“It is a matter of how much you will be pushing your bike,” I paraphrase (misquote) Casey Clark during a discussion of “optimal” (read mythological) tire size and gearing. The gist of the conversation was it’s not a matter of if you will be pushing your bike, but when and for how long. Nevada’s varied terrain makes it challenging to have “the bike” for desert travel.
For this ride I chose my “gravel bike”, 2017 KHS Grit 440. The bike is near stock, bagged out with a Revelate Designs kit, new Vittoria Adventure Trail 700 X 38c tires, and Ritchey VentureMax Bars and Look S-Track pedals. This has proven to be a very capable and comfortable setup.
I have been looking at this loop route for years. I went through the mapping exercise in 2016 and estimated the ride to be 63 miles with 2000′ of climbing. About that time I talked Dean Magnuson into a trip just to “explore” the area. I didn’t think the entire loop matched our style of riding. We had a great ride, climbed Coyote Canyon, got some great pictures and video. Six months later I did a ride around Kumiva and Purgatory Peaks that returned on the north side of Winnemucca Lake. A couple months later I took my co-workers on an outing to an abandoned tungsten mine on the east side of the lake. This rich area is about an hour from Reno so no wonder I keep returning.
My riding partner, Brandon Anderson, at the last minute was not able to make this ride but I decided to go for a solo outing. While my riding partners are incredibly valuable I love solo trips. On solo trips I get to focus on my pace, route, objectives, internal conversations, and motivation. I enjoy the mental aspect of decision making, and risk evaluation without worrying about my companions’ experience. This ride was exactly that, I committed to the loop and was determined to mash my pedals back to the car because once the ride is over there is family waiting for me back home.
While my past rides included some less than ideal route choices I had a clear plan on how to get to the tungsten mine, past Coyote Canyon, on fast dirt roads. Beyond that I was just hoping the road conditions would be in my favor. I was keeping track of my progress, miles in a given hour, hours per 10 miles, etc. I was a bit worried that I was not keeping my first hour’s pace. Doubt crept in. The last leg of the trip was on paved road. Hope returned!
The winter’s record precipitation had taken its toll on the road. Some of the washes were 5-20 feet below the road bed. I was surprised to find someone had rerouted the roads upstream to a passable route. I didn’t think this road was important enough to warrant the effort. I am guessing the area either is valuable to off-roaders and/or miners. I appreciate their efforts.

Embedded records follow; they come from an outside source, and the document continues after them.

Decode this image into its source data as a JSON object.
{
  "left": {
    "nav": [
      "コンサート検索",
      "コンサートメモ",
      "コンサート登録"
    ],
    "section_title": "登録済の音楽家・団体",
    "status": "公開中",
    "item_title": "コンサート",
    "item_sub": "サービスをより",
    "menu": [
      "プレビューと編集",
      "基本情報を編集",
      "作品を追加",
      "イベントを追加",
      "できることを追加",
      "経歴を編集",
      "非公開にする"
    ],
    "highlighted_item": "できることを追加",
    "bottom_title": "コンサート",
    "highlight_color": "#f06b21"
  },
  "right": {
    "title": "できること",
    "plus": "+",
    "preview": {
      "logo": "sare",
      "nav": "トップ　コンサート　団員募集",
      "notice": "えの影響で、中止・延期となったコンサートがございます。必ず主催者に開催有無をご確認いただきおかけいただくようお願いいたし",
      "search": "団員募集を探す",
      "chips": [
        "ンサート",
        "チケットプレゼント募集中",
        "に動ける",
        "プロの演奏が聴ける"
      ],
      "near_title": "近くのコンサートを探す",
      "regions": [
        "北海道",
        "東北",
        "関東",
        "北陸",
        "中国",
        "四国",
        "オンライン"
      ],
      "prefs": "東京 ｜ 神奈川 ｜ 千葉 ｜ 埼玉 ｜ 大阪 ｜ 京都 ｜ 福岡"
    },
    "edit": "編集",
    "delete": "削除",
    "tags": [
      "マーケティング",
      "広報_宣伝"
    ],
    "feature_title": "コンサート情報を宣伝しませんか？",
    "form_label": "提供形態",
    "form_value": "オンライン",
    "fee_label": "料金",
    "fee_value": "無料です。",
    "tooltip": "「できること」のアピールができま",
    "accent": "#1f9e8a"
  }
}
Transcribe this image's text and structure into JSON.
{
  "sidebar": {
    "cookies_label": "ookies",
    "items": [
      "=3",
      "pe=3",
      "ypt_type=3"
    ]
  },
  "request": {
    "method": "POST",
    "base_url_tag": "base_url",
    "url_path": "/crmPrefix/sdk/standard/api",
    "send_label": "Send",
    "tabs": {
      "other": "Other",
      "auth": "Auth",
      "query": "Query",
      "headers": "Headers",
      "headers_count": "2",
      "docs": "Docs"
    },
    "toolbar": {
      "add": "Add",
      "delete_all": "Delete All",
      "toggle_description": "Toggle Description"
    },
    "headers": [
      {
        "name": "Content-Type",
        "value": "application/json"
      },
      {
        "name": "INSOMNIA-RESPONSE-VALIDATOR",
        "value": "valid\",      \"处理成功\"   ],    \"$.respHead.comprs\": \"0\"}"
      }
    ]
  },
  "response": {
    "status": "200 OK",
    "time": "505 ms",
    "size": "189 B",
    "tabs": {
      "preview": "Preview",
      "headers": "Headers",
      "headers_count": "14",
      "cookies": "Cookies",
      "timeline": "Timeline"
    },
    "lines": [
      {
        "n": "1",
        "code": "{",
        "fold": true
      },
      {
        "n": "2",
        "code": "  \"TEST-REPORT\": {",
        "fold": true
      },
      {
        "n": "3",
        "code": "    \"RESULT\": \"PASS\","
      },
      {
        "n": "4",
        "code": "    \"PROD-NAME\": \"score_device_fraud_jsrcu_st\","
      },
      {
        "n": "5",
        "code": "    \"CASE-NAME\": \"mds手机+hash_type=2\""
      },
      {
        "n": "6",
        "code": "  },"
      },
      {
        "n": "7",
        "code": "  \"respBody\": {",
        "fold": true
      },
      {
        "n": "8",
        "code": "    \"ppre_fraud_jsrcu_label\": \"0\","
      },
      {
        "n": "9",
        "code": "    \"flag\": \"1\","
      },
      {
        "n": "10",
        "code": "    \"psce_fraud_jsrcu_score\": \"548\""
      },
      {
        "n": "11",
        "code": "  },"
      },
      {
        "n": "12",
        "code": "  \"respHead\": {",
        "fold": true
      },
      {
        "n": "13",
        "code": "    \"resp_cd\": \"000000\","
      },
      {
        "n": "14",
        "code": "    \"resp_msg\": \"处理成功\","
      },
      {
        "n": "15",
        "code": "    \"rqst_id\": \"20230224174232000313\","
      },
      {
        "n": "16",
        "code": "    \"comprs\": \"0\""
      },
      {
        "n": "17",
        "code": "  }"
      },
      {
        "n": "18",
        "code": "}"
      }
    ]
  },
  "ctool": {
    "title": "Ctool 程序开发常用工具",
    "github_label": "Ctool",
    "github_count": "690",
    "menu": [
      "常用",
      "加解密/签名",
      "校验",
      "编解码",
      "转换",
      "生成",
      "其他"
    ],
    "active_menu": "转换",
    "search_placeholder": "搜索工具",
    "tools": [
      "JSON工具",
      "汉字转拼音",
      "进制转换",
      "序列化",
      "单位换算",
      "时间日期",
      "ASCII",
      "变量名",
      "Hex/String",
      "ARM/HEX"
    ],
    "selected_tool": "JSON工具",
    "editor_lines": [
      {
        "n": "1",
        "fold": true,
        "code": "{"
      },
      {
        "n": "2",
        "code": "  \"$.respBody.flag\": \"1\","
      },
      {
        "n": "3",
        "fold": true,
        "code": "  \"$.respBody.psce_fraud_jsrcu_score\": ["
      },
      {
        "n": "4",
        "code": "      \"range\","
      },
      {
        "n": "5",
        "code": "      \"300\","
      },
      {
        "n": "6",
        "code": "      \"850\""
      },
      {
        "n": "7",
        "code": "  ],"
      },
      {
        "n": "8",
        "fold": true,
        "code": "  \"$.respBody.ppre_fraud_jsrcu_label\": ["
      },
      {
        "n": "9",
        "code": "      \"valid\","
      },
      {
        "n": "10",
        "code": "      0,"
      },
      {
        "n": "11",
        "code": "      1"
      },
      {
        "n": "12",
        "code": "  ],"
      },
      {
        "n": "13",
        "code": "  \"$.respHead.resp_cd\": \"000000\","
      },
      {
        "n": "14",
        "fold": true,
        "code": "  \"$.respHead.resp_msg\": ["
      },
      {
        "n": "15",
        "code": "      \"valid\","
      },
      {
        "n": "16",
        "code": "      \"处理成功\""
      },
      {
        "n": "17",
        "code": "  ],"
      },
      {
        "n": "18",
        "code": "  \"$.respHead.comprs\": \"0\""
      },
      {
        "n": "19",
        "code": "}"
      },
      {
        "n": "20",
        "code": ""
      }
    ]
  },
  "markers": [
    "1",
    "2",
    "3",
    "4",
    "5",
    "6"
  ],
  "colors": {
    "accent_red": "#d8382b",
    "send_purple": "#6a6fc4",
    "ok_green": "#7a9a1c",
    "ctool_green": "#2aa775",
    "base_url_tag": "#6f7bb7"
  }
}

My last known marker was the abandoned tungsten mine about 14 miles into the route. Similarly to Coyote Canyon, since I was familiar with this spot I continued past without stopping for photos. But this is one of the great points of interest on the trip. I recommend poking around the remaining foundation and try to imagine what it was like when in operation. I will return to explore the canyon above.
The roads became rougher, softer, and slower. I had a view across the playa of the Lake Range and its bold scar from the Tohakum II fire this August. Our dry lighting season left its mark in many of the mountain ranges I visit. At mileage marker 19 the road dropped off into a dune system at the north east corner of the playa. So I walked. With hindsight and the power of GPS mapping I stayed left where I should have stayed right!
I am not a fan of walking but I did enjoy seeing several species of lizards, my favorites include the high speed Zebra-tailed and Horny-toad lizards, that I wouldn’t have from the vantage of my bicycle. The fine sand held evidence of nocturnal creatures I could hope to see on an overnight. The jack rabbits were nearly as numerous as the lizards (license taken with hyperbole). The party never ends in the desert.
I could see on my GPS I was near a power line road and I was tempted to make a bee-line for it. I evaluated the choice by weighing the uphill, soft sand, and shrub dodging vs staying on the sandy road until it ties into the better road. The piece of evidence I didn’t have was the barbwire fence I would have to negotiate but avoided with a gate by staying on course.
On the power line road I wrapped around the north end of the playa and made my way to SR 447. With about 24 miles to go on paved road it was a relatively simple cruise back to my vehicle. My ride on STRAVA is here.
I was asked what the route has to offer beyond interesting tuffa formations. There are petroglyphs that have been dated back 10,000 years. Their artists were the first humans to migrate into northern Nevada. That is a lot to offer. The ancient history of water in the area ad well as recent history of water diversion is evident in the landscape you ride through. The geology of Nightingale Mountains, Selenite, and Fox Ranges changes every few miles changing the views as you pedal along. The playa is about 25 miles long by 5 miles wide but as you travel around it those dimensions feel vast. Wild horses, mules, antelope, reptiles, birds, and small mammals abound. While the route was physically demanding the rewards were abundant.